From his adolescence, literature always took pride of place in Romain Gary's life. Between two missions during the war he wrote Éducation européene which was translated into twenty seven languages and won the Prix des Critiques in 1945. Les racines du ciel received the Prix Goncourt in 1956. Gary's work comprises some thirty novels, essays and recollections.

Romain Gary died on December 2nd 1980. Several months later it was revealed that he was also the author of the four novels published under the pen-name of Émile Ajar.

Copyright Notice: The original French is marked © Edition Gallimard , 1980. Two separate attempts to contact them for permission to publish this translation have failed to elicit a response. They are invited to if they wish to discuss copyright. Avis de copyright: L'original, en français, porte la marque © Edition Gallimard , 1980. Deux fois, j'ai essayé de me mettre en contact avec eux pour obtenir l'autorisation de publier cette traduction, sans aucune réponse. S'ils veulent discuter la question de copyright, je les invite à .

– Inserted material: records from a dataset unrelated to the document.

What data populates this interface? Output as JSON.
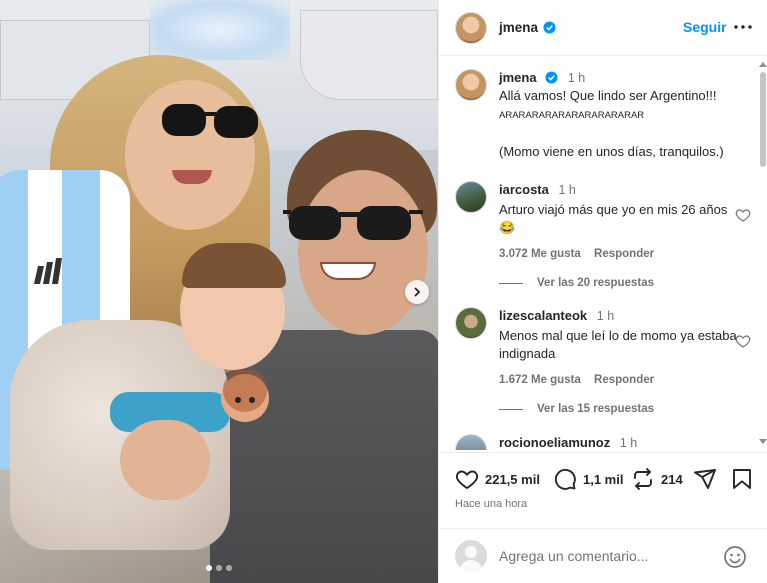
{
  "post": {
    "username": "jmena",
    "follow_label": "Seguir",
    "caption_time": "1 h",
    "caption_line1": "Allá vamos! Que lindo ser Argentino!!!",
    "caption_line2": "ARARARARARARARARARARAR",
    "caption_line3": "(Momo viene en unos días, tranquilos.)",
    "likes": "221,5 mil",
    "comments_count": "1,1 mil",
    "reposts": "214",
    "posted_ago": "Hace una hora",
    "comment_placeholder": "Agrega un comentario..."
  },
  "comments": [
    {
      "user": "iarcosta",
      "time": "1 h",
      "text": "Arturo viajó más que yo en mis 26 años 😂",
      "likes": "3.072 Me gusta",
      "reply_label": "Responder",
      "replies": "Ver las 20 respuestas"
    },
    {
      "user": "lizescalanteok",
      "time": "1 h",
      "text": "Menos mal que leí lo de momo ya estaba indignada",
      "likes": "1.672 Me gusta",
      "reply_label": "Responder",
      "replies": "Ver las 15 respuestas"
    },
    {
      "user": "rocionoeliamunoz",
      "time": "1 h"
    }
  ],
  "carousel": {
    "total": 3,
    "current": 1
  },
  "colors": {
    "link": "#0095f6",
    "verified": "#0095f6",
    "muted": "#737373"
  }
}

A correspondent at Princeton University has informed me that Gary retained the English language rights to all his books for himself, and that these rights are now owned by his son Diego Gary. I understand that Hebrew and Russian translations exists, but no other or more complete English version.